» **WHAT IS BEING ASKED**:
Reproduce every line of the listing as written, apart from the pictures.
[DATA]
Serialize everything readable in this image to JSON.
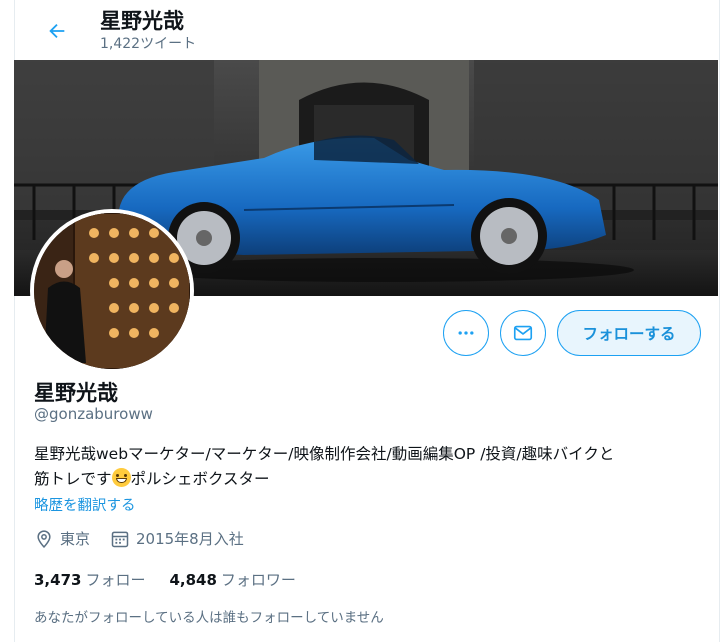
{
  "header": {
    "title": "星野光哉",
    "tweet_count": "1,422ツイート"
  },
  "profile": {
    "name": "星野光哉",
    "handle": "@gonzaburoww",
    "bio_line1": "星野光哉webマーケター/マーケター/映像制作会社/動画編集OP /投資/趣味バイクと",
    "bio_line2_pre": "筋トレです",
    "bio_line2_post": "ポルシェボクスター",
    "translate_link": "略歴を翻訳する",
    "location": "東京",
    "joined": "2015年8月入社",
    "following_count": "3,473",
    "following_label": "フォロー",
    "followers_count": "4,848",
    "followers_label": "フォロワー",
    "mutual_note": "あなたがフォローしている人は誰もフォローしていません"
  },
  "actions": {
    "follow_label": "フォローする"
  },
  "icons": [
    "back-arrow-icon",
    "more-icon",
    "message-icon",
    "location-pin-icon",
    "calendar-icon"
  ],
  "colors": {
    "accent": "#1da1f2",
    "text_secondary": "#5b7083",
    "link": "#1b95e0"
  }
}
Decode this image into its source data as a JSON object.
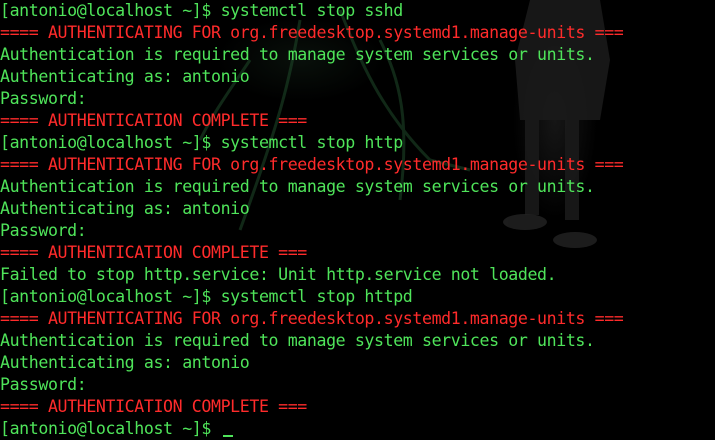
{
  "colors": {
    "background": "#000000",
    "prompt": "#4fe45a",
    "output": "#4fe45a",
    "auth_banner": "#ff2b2b"
  },
  "terminal": {
    "lines": [
      {
        "kind": "prompt",
        "text": "[antonio@localhost ~]$ systemctl stop sshd"
      },
      {
        "kind": "auth",
        "text": "==== AUTHENTICATING FOR org.freedesktop.systemd1.manage-units ==="
      },
      {
        "kind": "output",
        "text": "Authentication is required to manage system services or units."
      },
      {
        "kind": "output",
        "text": "Authenticating as: antonio"
      },
      {
        "kind": "output",
        "text": "Password:"
      },
      {
        "kind": "auth",
        "text": "==== AUTHENTICATION COMPLETE ==="
      },
      {
        "kind": "prompt",
        "text": "[antonio@localhost ~]$ systemctl stop http"
      },
      {
        "kind": "auth",
        "text": "==== AUTHENTICATING FOR org.freedesktop.systemd1.manage-units ==="
      },
      {
        "kind": "output",
        "text": "Authentication is required to manage system services or units."
      },
      {
        "kind": "output",
        "text": "Authenticating as: antonio"
      },
      {
        "kind": "output",
        "text": "Password:"
      },
      {
        "kind": "auth",
        "text": "==== AUTHENTICATION COMPLETE ==="
      },
      {
        "kind": "output",
        "text": "Failed to stop http.service: Unit http.service not loaded."
      },
      {
        "kind": "prompt",
        "text": "[antonio@localhost ~]$ systemctl stop httpd"
      },
      {
        "kind": "auth",
        "text": "==== AUTHENTICATING FOR org.freedesktop.systemd1.manage-units ==="
      },
      {
        "kind": "output",
        "text": "Authentication is required to manage system services or units."
      },
      {
        "kind": "output",
        "text": "Authenticating as: antonio"
      },
      {
        "kind": "output",
        "text": "Password:"
      },
      {
        "kind": "auth",
        "text": "==== AUTHENTICATION COMPLETE ==="
      },
      {
        "kind": "input",
        "text": "[antonio@localhost ~]$ "
      }
    ]
  }
}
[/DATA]
» **EXERCISE OUTPUT**:
Serialize everything readable in this image to JSON.
{
  "header": {
    "title": "星野光哉",
    "tweet_count": "1,422ツイート"
  },
  "profile": {
    "name": "星野光哉",
    "handle": "@gonzaburoww",
    "bio_line1": "星野光哉webマーケター/マーケター/映像制作会社/動画編集OP /投資/趣味バイクと",
    "bio_line2_pre": "筋トレです",
    "bio_line2_post": "ポルシェボクスター",
    "translate_link": "略歴を翻訳する",
    "location": "東京",
    "joined": "2015年8月入社",
    "following_count": "3,473",
    "following_label": "フォロー",
    "followers_count": "4,848",
    "followers_label": "フォロワー",
    "mutual_note": "あなたがフォローしている人は誰もフォローしていません"
  },
  "actions": {
    "follow_label": "フォローする"
  },
  "icons": [
    "back-arrow-icon",
    "more-icon",
    "message-icon",
    "location-pin-icon",
    "calendar-icon"
  ],
  "colors": {
    "accent": "#1da1f2",
    "text_secondary": "#5b7083",
    "link": "#1b95e0"
  }
}
Decode this image into its source data as a JSON object.
{
  "colors": {
    "background": "#000000",
    "prompt": "#4fe45a",
    "output": "#4fe45a",
    "auth_banner": "#ff2b2b"
  },
  "terminal": {
    "lines": [
      {
        "kind": "prompt",
        "text": "[antonio@localhost ~]$ systemctl stop sshd"
      },
      {
        "kind": "auth",
        "text": "==== AUTHENTICATING FOR org.freedesktop.systemd1.manage-units ==="
      },
      {
        "kind": "output",
        "text": "Authentication is required to manage system services or units."
      },
      {
        "kind": "output",
        "text": "Authenticating as: antonio"
      },
      {
        "kind": "output",
        "text": "Password:"
      },
      {
        "kind": "auth",
        "text": "==== AUTHENTICATION COMPLETE ==="
      },
      {
        "kind": "prompt",
        "text": "[antonio@localhost ~]$ systemctl stop http"
      },
      {
        "kind": "auth",
        "text": "==== AUTHENTICATING FOR org.freedesktop.systemd1.manage-units ==="
      },
      {
        "kind": "output",
        "text": "Authentication is required to manage system services or units."
      },
      {
        "kind": "output",
        "text": "Authenticating as: antonio"
      },
      {
        "kind": "output",
        "text": "Password:"
      },
      {
        "kind": "auth",
        "text": "==== AUTHENTICATION COMPLETE ==="
      },
      {
        "kind": "output",
        "text": "Failed to stop http.service: Unit http.service not loaded."
      },
      {
        "kind": "prompt",
        "text": "[antonio@localhost ~]$ systemctl stop httpd"
      },
      {
        "kind": "auth",
        "text": "==== AUTHENTICATING FOR org.freedesktop.systemd1.manage-units ==="
      },
      {
        "kind": "output",
        "text": "Authentication is required to manage system services or units."
      },
      {
        "kind": "output",
        "text": "Authenticating as: antonio"
      },
      {
        "kind": "output",
        "text": "Password:"
      },
      {
        "kind": "auth",
        "text": "==== AUTHENTICATION COMPLETE ==="
      },
      {
        "kind": "input",
        "text": "[antonio@localhost ~]$ "
      }
    ]
  }
}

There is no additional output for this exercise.